There will be a story in the Valley Morning Star March 22.
These are Kiskadees. We have a pair in my backyard. They tend to come around, occasionally. I enjoy watching these birds as they are smarter then the Red Wing Blackbirds that just arrived in the Valley.
The brightly colored, sleek birds are an enjoyment to watch. They make me think of angels, a calming thought. And wherever there is one Kiskadee, there are two. They are watchful and keen, and display it through how they approach you. One glides in and looks at your for a while. A little later it flies ten feet one way, landing on the ground. Then the other one replaces it on the same perch. This one will also study you acutely. Then it joins the other and they hunt for the rather large water spiders and bugs that live down here.
If you stand still, they continue to hunt for bugs. You really need to just stay in one place and let them do whatever they are doing, and the whole time the birds are keeping a very close eye on you. I’ve had them fly within ten feet of me. As long as I stay in one place, they are brave enough to keep a close eye on you while doing the same for the rest of their surrounding. The birds settle around the pool, or any water source that obliges them, and keep a 360 degree view on each other.
So they’re a pleasure to watch because they’re incredibly sharp, and are pleasure to the eye because of the birds bright green belly, black top and streaked, white eyes.
HARLINGEN - It looks like corruption and fraud even made its way to Isla Blanca Park on South Padre Island, a place I frequent.
The Brownsville Herald’s Emma Perez-Trevino reports:
BROWNSVILLE — Money is missing from the Cameron County Parks Department, and county commissioners agreed Thursday to turn the matter over to law enforcement.
County Administrator Pete Sepulveda said they don’t have a dollar amount yet on the missing funds. As soon as officials determined something was amiss, they decided a criminal investigation was warranted, he explained.
The financial discrepancies were discovered through an electronic toll collection system that includes cameras and also a program for collecting fees for the lease of RV sites, Sepulveda said.
The system has been in place at the county’s Isla Blanca Park on South Padre Island for about a year, with the discrepancies being discovered in the past 30 days, he said.
It was through a review of reports that the system generates — and the security cameras — that it was determined that funds are missing. A limited in-house inquiry followed.
Cameron County Commissioners Court unanimously agreed Thursday to refer the matter to law enforcement.

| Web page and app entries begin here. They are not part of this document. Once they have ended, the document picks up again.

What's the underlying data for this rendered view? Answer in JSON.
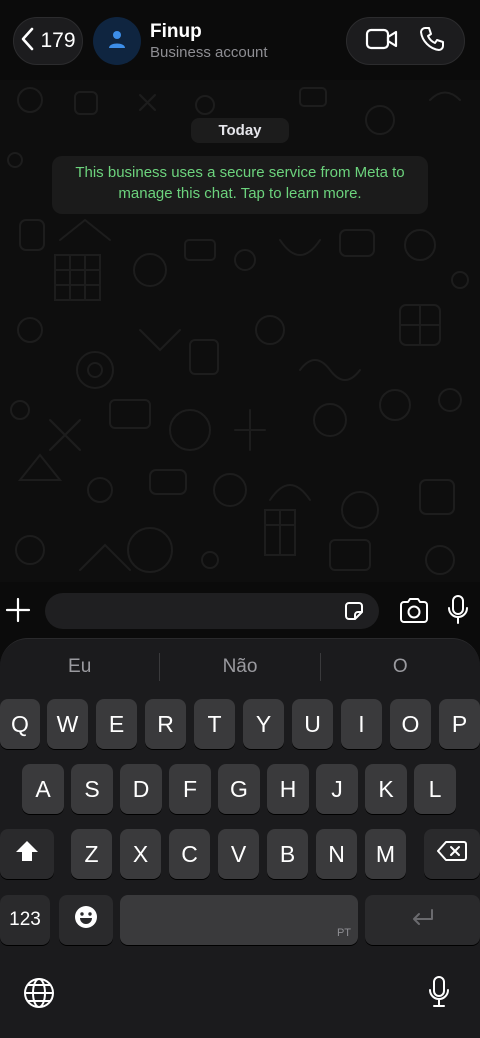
{
  "header": {
    "back_count": "179",
    "title": "Finup",
    "subtitle": "Business account",
    "icons": [
      "chevron-left-icon",
      "person-icon",
      "video-icon",
      "phone-icon"
    ]
  },
  "chat": {
    "date_label": "Today",
    "system_message": "This business uses a secure service from Meta to manage this chat. Tap to learn more."
  },
  "composer": {
    "input_value": "",
    "icons": [
      "plus-icon",
      "sticker-icon",
      "camera-icon",
      "microphone-icon"
    ]
  },
  "keyboard": {
    "suggestions": [
      "Eu",
      "Não",
      "O"
    ],
    "rows": [
      [
        "Q",
        "W",
        "E",
        "R",
        "T",
        "Y",
        "U",
        "I",
        "O",
        "P"
      ],
      [
        "A",
        "S",
        "D",
        "F",
        "G",
        "H",
        "J",
        "K",
        "L"
      ],
      [
        "Z",
        "X",
        "C",
        "V",
        "B",
        "N",
        "M"
      ]
    ],
    "numbers_label": "123",
    "space_language": "PT",
    "icons": [
      "shift-icon",
      "backspace-icon",
      "emoji-icon",
      "return-icon",
      "globe-icon",
      "microphone-icon"
    ]
  },
  "colors": {
    "background": "#0b0b0b",
    "system_text": "#6cd37d",
    "key": "#3a3a3c",
    "keyboard_bg": "#1b1b1d"
  }
}
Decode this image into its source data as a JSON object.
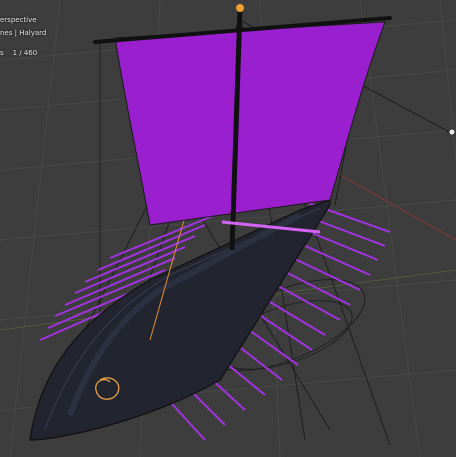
{
  "overlay": {
    "view_name": "erspective",
    "collection": "nes | Halyard",
    "frame_prefix": "s",
    "frame_value": "1 / 460"
  },
  "colors": {
    "background": "#3d3d3d",
    "grid": "#4a4a4a",
    "hull": "#232531",
    "sail": "#9a1fcf",
    "oar": "#a533e6",
    "rope_dark": "#1a1a1a",
    "rope_orange": "#e0902a",
    "selection": "#f0a030",
    "x_axis": "#8a3b3b",
    "y_axis": "#6b8a3b"
  },
  "icons": [
    "navigation-gizmo-icon"
  ]
}
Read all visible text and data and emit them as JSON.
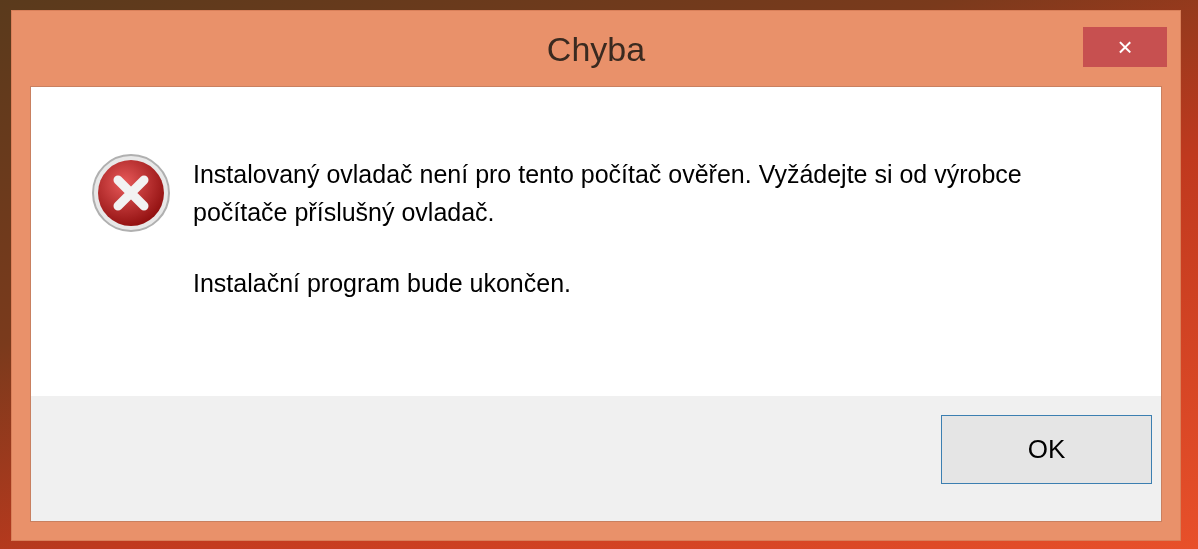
{
  "window": {
    "title": "Chyba",
    "close": "×"
  },
  "message": "Instalovaný ovladač není pro tento počítač ověřen. Vyžádejte si od výrobce počítače příslušný ovladač.",
  "note": "Instalační program bude ukončen.",
  "buttons": [
    {
      "label": "OK"
    }
  ]
}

“At this point we don’t have an amount, but we have verified that there are funds missing,” Sepulveda said. “We don’t have an exact amount because we didn’t go too far into the investigation because I felt that we needed to bring in law enforcement to take over the investigation.”
The in-house inquiry led to the recent termination of two employees, Sepulveda said.
County Judge Carlos Cascos noted that “I’m just glad that it was caught and we are going to do whatever we need to do to take it to the full extent of the law.”
Missing funds could be from tolls or a combination of revenue, which would include lease payments for the recreational vehicle sites.
“It’s unfortunate,” Sepulveda said, but he stated that the electronic system has proven to be an effective management tool.
I’ll have to go back as soon as I have some cash and see if any of the guys in the toll booths have changed because, generally, whenever I went it was one or two guys.